Luckily, in addition to the indicators outlined above, market signs are indicating it soon will. Hulbert says the two S&P sectors to watch are industrials and transportation. The DJ-Transportation Index has already topped previous highs but industrials have “refused to join.” After yesterday’s move higher, industrials were only about 1 percent shy—the same as the DJIA overall—from previous highs.
If this technical data doesn’t convince you, maybe improvement in the global economy will. It’s true today’s jobs report was dismal and second-quarter 2011 U.S. GDP growth is expected to come in around 2 percent for the second-straight quarter. However, there were several encouraging developments this week.
We received our first dose of clarity on the Greece sovereign debt issue and it looks like calamity has been averted. The Chinese government, which has been tightening policies to keep the country’s economy from overheating, announced its third interest rate hike this year. This likely is the end of China’s tightening measures and its economy should react positively.
There’s also positive momentum building for the U.S. economy. Manufacturing strength is the foundation of a growing economy, and currently both the services and manufacturing Purchasing Managers Index (PMI) remain above the benchmark 50 level, says ISI, indicating expansion. One bright spot is the auto industry, our trusty indicator of the global economy’s fortitude (Read: Booming Global Auto Market Good for Many).
A supply shortage and slowdown in sales as a result of the Japanese earthquake caused many car manufacturers to initiate their annual plant shutdowns early this year. The shutdown time is used to perform maintenance on facilities and restock supply. Automakers such as Ford and General Motors have already completed their shutdowns and are “starting their engines” for a strong second half.
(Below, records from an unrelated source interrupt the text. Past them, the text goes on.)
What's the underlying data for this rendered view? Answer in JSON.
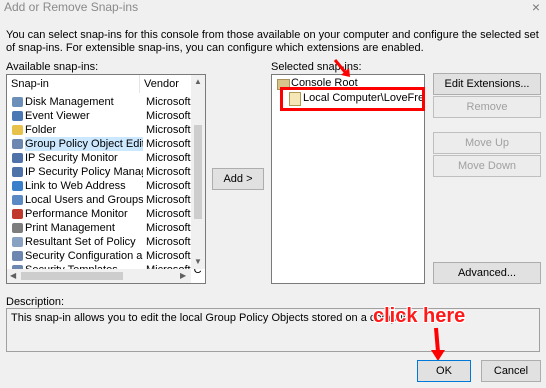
{
  "window": {
    "title": "Add or Remove Snap-ins",
    "close_glyph": "×"
  },
  "intro": "You can select snap-ins for this console from those available on your computer and configure the selected set of snap-ins. For extensible snap-ins, you can configure which extensions are enabled.",
  "available": {
    "label": "Available snap-ins:",
    "col_snapin": "Snap-in",
    "col_vendor": "Vendor",
    "items": [
      {
        "name": "Disk Management",
        "vendor": "Microsoft and",
        "icon": "disk-icon",
        "color": "#6b8fb8"
      },
      {
        "name": "Event Viewer",
        "vendor": "Microsoft Cor",
        "icon": "event-viewer-icon",
        "color": "#4a78b5"
      },
      {
        "name": "Folder",
        "vendor": "Microsoft Cor",
        "icon": "folder-icon",
        "color": "#e8c14a"
      },
      {
        "name": "Group Policy Object Editor",
        "vendor": "Microsoft Cor",
        "icon": "policy-icon",
        "color": "#6d88b0",
        "selected": true
      },
      {
        "name": "IP Security Monitor",
        "vendor": "Microsoft Cor",
        "icon": "security-monitor-icon",
        "color": "#4f72a8"
      },
      {
        "name": "IP Security Policy Manag...",
        "vendor": "Microsoft Cor",
        "icon": "security-policy-icon",
        "color": "#4f72a8"
      },
      {
        "name": "Link to Web Address",
        "vendor": "Microsoft Cor",
        "icon": "web-link-icon",
        "color": "#3a7fc9"
      },
      {
        "name": "Local Users and Groups",
        "vendor": "Microsoft Cor",
        "icon": "users-icon",
        "color": "#5a89c4"
      },
      {
        "name": "Performance Monitor",
        "vendor": "Microsoft Cor",
        "icon": "performance-icon",
        "color": "#c0392b"
      },
      {
        "name": "Print Management",
        "vendor": "Microsoft Cor",
        "icon": "printer-icon",
        "color": "#7d7d7d"
      },
      {
        "name": "Resultant Set of Policy",
        "vendor": "Microsoft Cor",
        "icon": "rsop-icon",
        "color": "#8aa2c2"
      },
      {
        "name": "Security Configuration a...",
        "vendor": "Microsoft Cor",
        "icon": "security-config-icon",
        "color": "#6d88b0"
      },
      {
        "name": "Security Templates",
        "vendor": "Microsoft Cor",
        "icon": "templates-icon",
        "color": "#6d88b0"
      }
    ]
  },
  "add_button": "Add >",
  "selected": {
    "label": "Selected snap-ins:",
    "root": "Console Root",
    "child": "Local Computer\\LoveFreesoftw"
  },
  "buttons": {
    "edit_extensions": "Edit Extensions...",
    "remove": "Remove",
    "move_up": "Move Up",
    "move_down": "Move Down",
    "advanced": "Advanced...",
    "ok": "OK",
    "cancel": "Cancel"
  },
  "description": {
    "label": "Description:",
    "text": "This snap-in allows you to edit the local Group Policy Objects stored on a computer."
  },
  "annotation": {
    "text": "click here",
    "color": "#ff0000"
  }
}
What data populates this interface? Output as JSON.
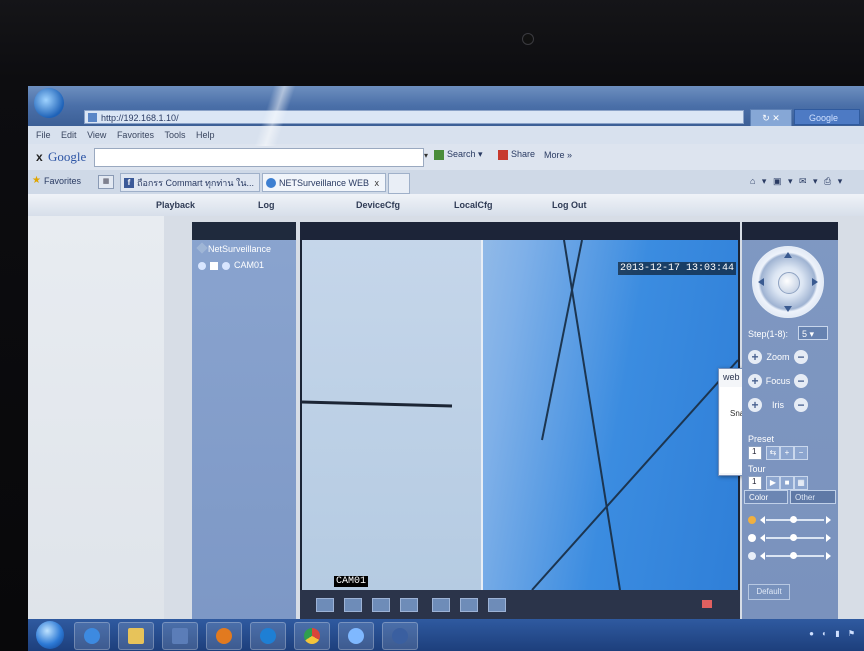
{
  "browser": {
    "address": "http://192.168.1.10/",
    "menu": [
      "File",
      "Edit",
      "View",
      "Favorites",
      "Tools",
      "Help"
    ],
    "search_box": "Google",
    "google_toolbar": {
      "close": "x",
      "logo": "Google",
      "search_label": "Search",
      "share_label": "Share",
      "more_label": "More »"
    },
    "favorites_label": "Favorites",
    "tabs": [
      {
        "label": "ถือกรร Commart ทุกท่าน ใน..."
      },
      {
        "label": "NETSurveillance WEB",
        "close": "x"
      }
    ]
  },
  "app": {
    "nav": [
      "Playback",
      "Log",
      "DeviceCfg",
      "LocalCfg",
      "Log Out"
    ],
    "device_tree": {
      "title": "NetSurveillance",
      "camera": "CAM01"
    },
    "video": {
      "timestamp": "2013-12-17 13:03:44",
      "camera_label": "CAM01"
    },
    "dialog": {
      "title": "web",
      "close": "X",
      "message": "Snapshot failed",
      "ok_label": "OK"
    },
    "ptz": {
      "step_label": "Step(1-8):",
      "step_value": "5",
      "zoom_label": "Zoom",
      "focus_label": "Focus",
      "iris_label": "Iris",
      "preset_label": "Preset",
      "preset_value": "1",
      "tour_label": "Tour",
      "tour_value": "1",
      "color_tab": "Color",
      "other_tab": "Other",
      "default_label": "Default"
    }
  },
  "icons": [
    "ie-logo-icon",
    "facebook-icon",
    "ie-tab-icon",
    "play-icon",
    "record-icon",
    "ptz-arrow-icon",
    "plus-icon",
    "minus-icon",
    "start-orb-icon",
    "firefox-icon",
    "chrome-icon",
    "volume-icon"
  ],
  "colors": {
    "titlebar": "#4a6fa8",
    "panel_blue": "#7f98c2",
    "dialog_close": "#c9453b"
  }
}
U.S. auto production is forecasted to be up 16 percent in July over the previous month and overall production during the third quarter of 2011 is expected to be up 86 percent on a quarter-over-quarter basis. ISI says this would likely raise America’s real GDP by 1 percent.
Who will buy all these cars? Chinese and Americans.
Despite the tightening measures mentioned above, Chinese citizens are expected to purchase 18.5 million vehicles this year, which would be about a 3 percent increase from 2010. ISI says owning a car remains the “#1 most desired consumer durable” in China and estimates the country could reach sales of 30 million per year by 2030.
At home in the U.S., vehicles sales have been on an uptrend since early 2010. The chart shows current levels are still well below the highs of the mid-2000s but are comparable to the early 1990s—just about the time the U.S. economy was beginning to speed up.
The biggest question mark surrounding the direction of the market right now is geopolitical. How the debt ceiling issue is resolved and how companies digest new regulations could decide whether the bull market gets caged. J.P. Morgan-Chase CEO Jamie Dimon passionately told the Federal Reserve last month that some of the floated ideas could spell “suffocation through regulation” for the U.S. economy. Dimon questioned whether anyone had “bothered to study the cumulative effect” of all the new regulations. PIMCO CEO Bill Gross has echoed similar statements.
We share many of these concerns but feel the fundamentals of U.S. economic growth can power through these regulatory hurdles. Long-term investors must remember that it’s time in the market, not timing the market. The market may not soar into the stratosphere like today’s shuttle launch, but investors who catch the bull and participate could see gains over the next few months.
Frank Holmes is the CEO and chief investment officer for U.S. Global Investors. John Derrick serves as the firm’s director of research and portfolio manager.